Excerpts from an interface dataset

════════

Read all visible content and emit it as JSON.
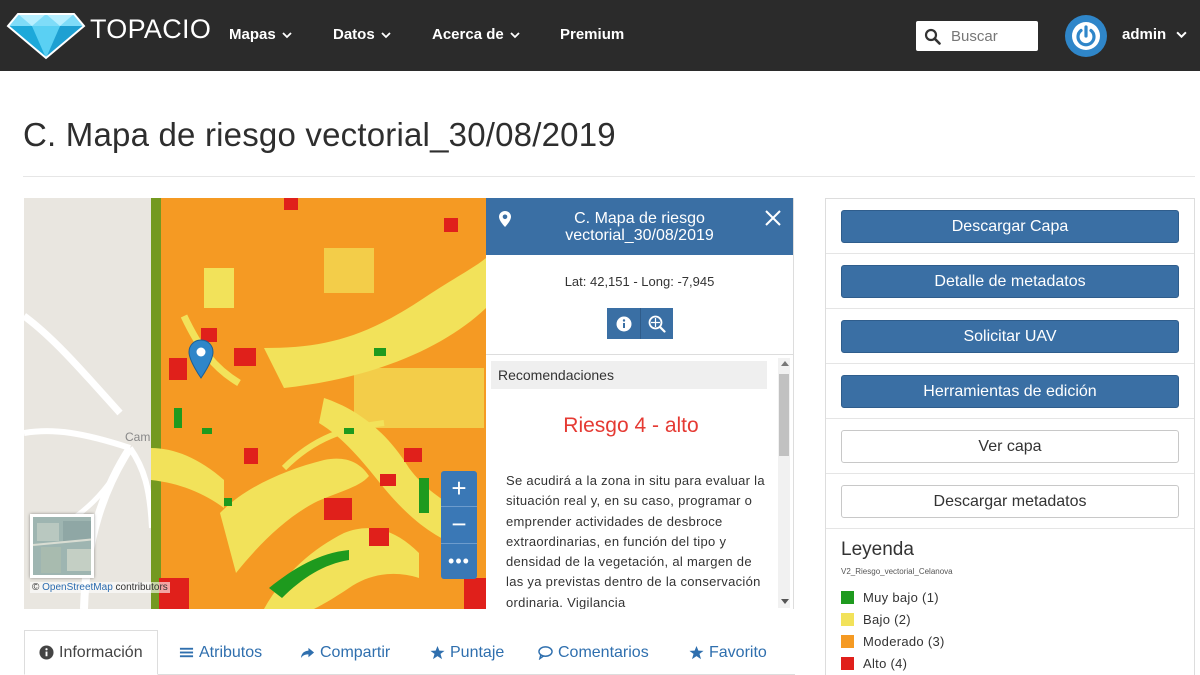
{
  "app": {
    "brand": "TOPACIO"
  },
  "nav": {
    "items": [
      {
        "label": "Mapas",
        "dropdown": true
      },
      {
        "label": "Datos",
        "dropdown": true
      },
      {
        "label": "Acerca de",
        "dropdown": true
      },
      {
        "label": "Premium",
        "dropdown": false
      }
    ],
    "search_placeholder": "Buscar",
    "user": "admin"
  },
  "page": {
    "title": "C. Mapa de riesgo vectorial_30/08/2019"
  },
  "map": {
    "place_label": "Cam",
    "attribution_link": "OpenStreetMap",
    "attribution_rest": " contributors",
    "attribution_symbol": "©",
    "zoom_in": "+",
    "zoom_out": "−",
    "more": "•••"
  },
  "popup": {
    "title": "C. Mapa de riesgo vectorial_30/08/2019",
    "latlong": "Lat: 42,151 - Long: -7,945",
    "section_title": "Recomendaciones",
    "risk": "Riesgo 4 - alto",
    "text": "Se acudirá a la zona in situ para evaluar la situación real y, en su caso, programar o emprender actividades de desbroce extraordinarias, en función del tipo y densidad de la vegetación, al margen de las ya previstas dentro de la conservación ordinaria. Vigilancia"
  },
  "tabs": [
    {
      "label": "Información",
      "icon": "info-icon",
      "active": true
    },
    {
      "label": "Atributos",
      "icon": "list-icon",
      "active": false
    },
    {
      "label": "Compartir",
      "icon": "share-icon",
      "active": false
    },
    {
      "label": "Puntaje",
      "icon": "star-icon",
      "active": false
    },
    {
      "label": "Comentarios",
      "icon": "comment-icon",
      "active": false
    },
    {
      "label": "Favorito",
      "icon": "star-icon",
      "active": false
    }
  ],
  "side": {
    "buttons": [
      {
        "label": "Descargar Capa",
        "style": "primary"
      },
      {
        "label": "Detalle de metadatos",
        "style": "primary"
      },
      {
        "label": "Solicitar UAV",
        "style": "primary"
      },
      {
        "label": "Herramientas de edición",
        "style": "primary"
      },
      {
        "label": "Ver capa",
        "style": "outline"
      },
      {
        "label": "Descargar metadatos",
        "style": "outline"
      }
    ],
    "legend": {
      "title": "Leyenda",
      "layer": "V2_Riesgo_vectorial_Celanova",
      "items": [
        {
          "label": "Muy bajo (1)",
          "color": "#1e9a1e"
        },
        {
          "label": "Bajo (2)",
          "color": "#f2e25a"
        },
        {
          "label": "Moderado (3)",
          "color": "#f59a23"
        },
        {
          "label": "Alto (4)",
          "color": "#e0201b"
        }
      ]
    }
  },
  "colors": {
    "nav_bg": "#2b2b2b",
    "accent": "#3a6fa4",
    "risk": "#e53a33"
  }
}
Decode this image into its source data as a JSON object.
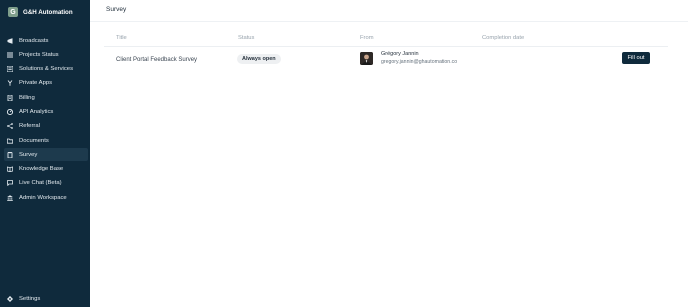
{
  "brand": {
    "name": "G&H Automation",
    "logo_letter": "G"
  },
  "sidebar": {
    "items": [
      {
        "label": "Broadcasts",
        "icon": "megaphone-icon"
      },
      {
        "label": "Projects Status",
        "icon": "list-icon"
      },
      {
        "label": "Solutions & Services",
        "icon": "layers-icon"
      },
      {
        "label": "Private Apps",
        "icon": "fork-icon"
      },
      {
        "label": "Billing",
        "icon": "receipt-icon"
      },
      {
        "label": "API Analytics",
        "icon": "gauge-icon"
      },
      {
        "label": "Referral",
        "icon": "share-icon"
      },
      {
        "label": "Documents",
        "icon": "folder-icon"
      },
      {
        "label": "Survey",
        "icon": "clipboard-icon",
        "active": true
      },
      {
        "label": "Knowledge Base",
        "icon": "book-icon"
      },
      {
        "label": "Live Chat (Beta)",
        "icon": "chat-icon"
      },
      {
        "label": "Admin Workspace",
        "icon": "bank-icon"
      }
    ],
    "settings_label": "Settings"
  },
  "page": {
    "title": "Survey"
  },
  "table": {
    "headers": {
      "title": "Title",
      "status": "Status",
      "from": "From",
      "completion": "Completion date"
    },
    "rows": [
      {
        "title": "Client Portal Feedback Survey",
        "status": "Always open",
        "from_name": "Grégory Jannin",
        "from_email": "gregory.jannin@ghautomation.co",
        "completion_date": "",
        "action": "Fill out"
      }
    ]
  },
  "colors": {
    "sidebar_bg": "#0f2a3c",
    "active_item_bg": "#1d3a4d",
    "primary_button": "#0f2a3c"
  }
}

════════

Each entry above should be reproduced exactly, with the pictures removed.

Read all visible content and emit it as JSON.
{
  "app": {
    "brand": "TOPACIO"
  },
  "nav": {
    "items": [
      {
        "label": "Mapas",
        "dropdown": true
      },
      {
        "label": "Datos",
        "dropdown": true
      },
      {
        "label": "Acerca de",
        "dropdown": true
      },
      {
        "label": "Premium",
        "dropdown": false
      }
    ],
    "search_placeholder": "Buscar",
    "user": "admin"
  },
  "page": {
    "title": "C. Mapa de riesgo vectorial_30/08/2019"
  },
  "map": {
    "place_label": "Cam",
    "attribution_link": "OpenStreetMap",
    "attribution_rest": " contributors",
    "attribution_symbol": "©",
    "zoom_in": "+",
    "zoom_out": "−",
    "more": "•••"
  },
  "popup": {
    "title": "C. Mapa de riesgo vectorial_30/08/2019",
    "latlong": "Lat: 42,151 - Long: -7,945",
    "section_title": "Recomendaciones",
    "risk": "Riesgo 4 - alto",
    "text": "Se acudirá a la zona in situ para evaluar la situación real y, en su caso, programar o emprender actividades de desbroce extraordinarias, en función del tipo y densidad de la vegetación, al margen de las ya previstas dentro de la conservación ordinaria. Vigilancia"
  },
  "tabs": [
    {
      "label": "Información",
      "icon": "info-icon",
      "active": true
    },
    {
      "label": "Atributos",
      "icon": "list-icon",
      "active": false
    },
    {
      "label": "Compartir",
      "icon": "share-icon",
      "active": false
    },
    {
      "label": "Puntaje",
      "icon": "star-icon",
      "active": false
    },
    {
      "label": "Comentarios",
      "icon": "comment-icon",
      "active": false
    },
    {
      "label": "Favorito",
      "icon": "star-icon",
      "active": false
    }
  ],
  "side": {
    "buttons": [
      {
        "label": "Descargar Capa",
        "style": "primary"
      },
      {
        "label": "Detalle de metadatos",
        "style": "primary"
      },
      {
        "label": "Solicitar UAV",
        "style": "primary"
      },
      {
        "label": "Herramientas de edición",
        "style": "primary"
      },
      {
        "label": "Ver capa",
        "style": "outline"
      },
      {
        "label": "Descargar metadatos",
        "style": "outline"
      }
    ],
    "legend": {
      "title": "Leyenda",
      "layer": "V2_Riesgo_vectorial_Celanova",
      "items": [
        {
          "label": "Muy bajo (1)",
          "color": "#1e9a1e"
        },
        {
          "label": "Bajo (2)",
          "color": "#f2e25a"
        },
        {
          "label": "Moderado (3)",
          "color": "#f59a23"
        },
        {
          "label": "Alto (4)",
          "color": "#e0201b"
        }
      ]
    }
  },
  "colors": {
    "nav_bg": "#2b2b2b",
    "accent": "#3a6fa4",
    "risk": "#e53a33"
  }
}
Decode this image into its source data as a JSON object.
{
  "brand": {
    "name": "G&H Automation",
    "logo_letter": "G"
  },
  "sidebar": {
    "items": [
      {
        "label": "Broadcasts",
        "icon": "megaphone-icon"
      },
      {
        "label": "Projects Status",
        "icon": "list-icon"
      },
      {
        "label": "Solutions & Services",
        "icon": "layers-icon"
      },
      {
        "label": "Private Apps",
        "icon": "fork-icon"
      },
      {
        "label": "Billing",
        "icon": "receipt-icon"
      },
      {
        "label": "API Analytics",
        "icon": "gauge-icon"
      },
      {
        "label": "Referral",
        "icon": "share-icon"
      },
      {
        "label": "Documents",
        "icon": "folder-icon"
      },
      {
        "label": "Survey",
        "icon": "clipboard-icon",
        "active": true
      },
      {
        "label": "Knowledge Base",
        "icon": "book-icon"
      },
      {
        "label": "Live Chat (Beta)",
        "icon": "chat-icon"
      },
      {
        "label": "Admin Workspace",
        "icon": "bank-icon"
      }
    ],
    "settings_label": "Settings"
  },
  "page": {
    "title": "Survey"
  },
  "table": {
    "headers": {
      "title": "Title",
      "status": "Status",
      "from": "From",
      "completion": "Completion date"
    },
    "rows": [
      {
        "title": "Client Portal Feedback Survey",
        "status": "Always open",
        "from_name": "Grégory Jannin",
        "from_email": "gregory.jannin@ghautomation.co",
        "completion_date": "",
        "action": "Fill out"
      }
    ]
  },
  "colors": {
    "sidebar_bg": "#0f2a3c",
    "active_item_bg": "#1d3a4d",
    "primary_button": "#0f2a3c"
  }
}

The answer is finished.